If the microphone catches traces of tonal wear and tear—Dessay is now in her mid 40s, a veteran for a Cleopatra debutante—she sounded in remarkably fresh voice on this occasion, despite a pre-curtain announcement that she was ‘souffrante’. She delivered teasingly sparkling accounts of the often-cut ‘Tutto puo donna vezzosa’ and ‘Non disperar’, and one the best-sung accounts of ‘Se pietà’ I have heard in the theatre since Valerie Masterson’s unforgettable performances for ENO in the 1970s and ’80s.

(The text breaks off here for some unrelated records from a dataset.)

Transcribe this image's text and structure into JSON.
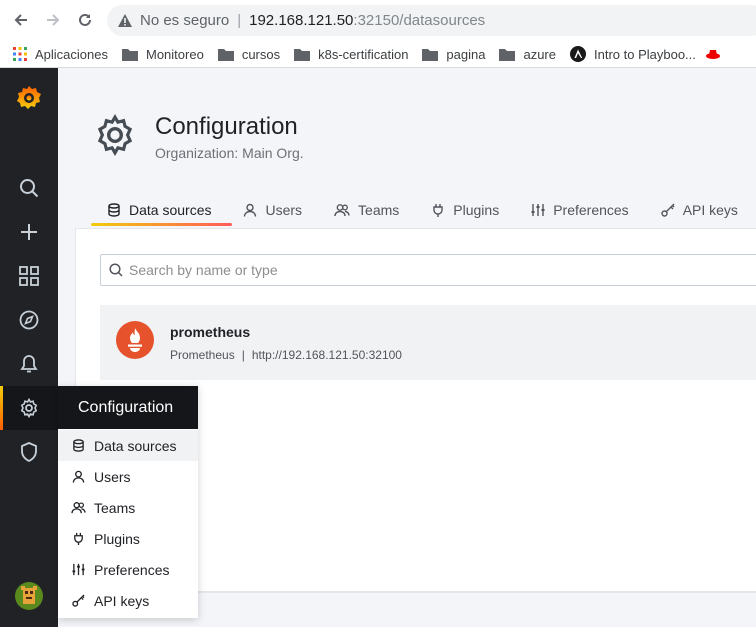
{
  "browser": {
    "insecure_label": "No es seguro",
    "url_host": "192.168.121.50",
    "url_rest": ":32150/datasources"
  },
  "bookmarks": [
    {
      "label": "Aplicaciones",
      "icon": "apps-grid-icon"
    },
    {
      "label": "Monitoreo",
      "icon": "folder-icon"
    },
    {
      "label": "cursos",
      "icon": "folder-icon"
    },
    {
      "label": "k8s-certification",
      "icon": "folder-icon"
    },
    {
      "label": "pagina",
      "icon": "folder-icon"
    },
    {
      "label": "azure",
      "icon": "folder-icon"
    },
    {
      "label": "Intro to Playboo...",
      "icon": "ansible-icon"
    }
  ],
  "page": {
    "title": "Configuration",
    "subtitle": "Organization: Main Org."
  },
  "tabs": [
    {
      "label": "Data sources",
      "icon": "database-icon",
      "active": true
    },
    {
      "label": "Users",
      "icon": "user-icon"
    },
    {
      "label": "Teams",
      "icon": "users-icon"
    },
    {
      "label": "Plugins",
      "icon": "plug-icon"
    },
    {
      "label": "Preferences",
      "icon": "sliders-icon"
    },
    {
      "label": "API keys",
      "icon": "key-icon"
    }
  ],
  "search": {
    "placeholder": "Search by name or type"
  },
  "datasource": {
    "name": "prometheus",
    "type": "Prometheus",
    "separator": "|",
    "url": "http://192.168.121.50:32100"
  },
  "menu": {
    "header": "Configuration",
    "items": [
      {
        "label": "Data sources",
        "icon": "database-icon"
      },
      {
        "label": "Users",
        "icon": "user-icon"
      },
      {
        "label": "Teams",
        "icon": "users-icon"
      },
      {
        "label": "Plugins",
        "icon": "plug-icon"
      },
      {
        "label": "Preferences",
        "icon": "sliders-icon"
      },
      {
        "label": "API keys",
        "icon": "key-icon"
      }
    ]
  },
  "colors": {
    "sidebar": "#202226",
    "accent_start": "#f2cc0c",
    "accent_end": "#ff5f00",
    "prometheus": "#e6522c"
  }
}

So the announcement at the beginning of Act 3 must have astonished the rest of the audience as much as it did me, despite the forewarning of indisposition: Dessay gracefully deferred to her cover, Jane Archibald, who was in any case scheduled to sing a couple of performances. I gather Dessay cancelled subsequent performances as well. One hopes that this is not a recurrence of the vocal troubles that blighted her career a few years back, for she has everything for Cleopatra. As ever she looked glamorous, with close-cropped hair and a slinky, slender figure. After such a beautiful ‘Se pietà’ it was sad to lose Dessay’s ‘Piangerò la sorte mia’, but Archibald sang it well, even if she lacked Dessay’s rapt phrasing.For this new production, Dessay had her favourite director, Laurent Pelly, but this proved one of his least compelling efforts. Setting the entire opera in what looked like the warehouse for the Cairo Museum—we are supposed to believe that the characters are artefacts come to life, and that the contemporary museum workforce are unaware of their presence—Pelly shackled himself to an idea that ran out of steam well before the end of the first act. In Act 2, the warehouse was suddenly transformed into the back room of an art dealer’s (with a huge portrait of Handel on sale), and in Act 3 a carpet bazaar. Of insights into the characters or genuinely new ideas about Handel’s masterpiece there were precious few. And, apart from Dessay, the principal casting had a distinctly B- and even C-list feel to it. Lawrence Zazzo’s stalwart Cesare sang well but without the allure of a Daniels, Scholl or Mehta, and the rest were decidedly under par for a Handel opera in Paris. Christophe Dumaux, whose Tolomeo is well known from the Glyndebourne production, is an elegant actor, but his voice sounded even less ingratiating at the Garnier than it had in East Sussex. The young American mezzo Isabel Leonard (touted as the new Susan Graham or Joyce DiDonato) acted but did not sing Sesto, and I think it would be unfair to name her last-minute substitute. The Armenian Varduhi Abrahamyan has a lovely alto sound but seemed prematurely cast as Cornelia, while Nathan Berg was in very poor voice as Achilla. Dominique Visse’s reedy haute-contre and ultra-camp shtick are now wearing very thin as Cleopatra’s eunuch, Nireno. As on Dessay’s Cleopatra disc, Emmanuelle Haïm conducted her period-instrument Orchestre du Concert d’Astrée with rather less vim and brio than I recall from her conducting of the Glyndebourne revival with the Orchestra of the Age of Enlightenment.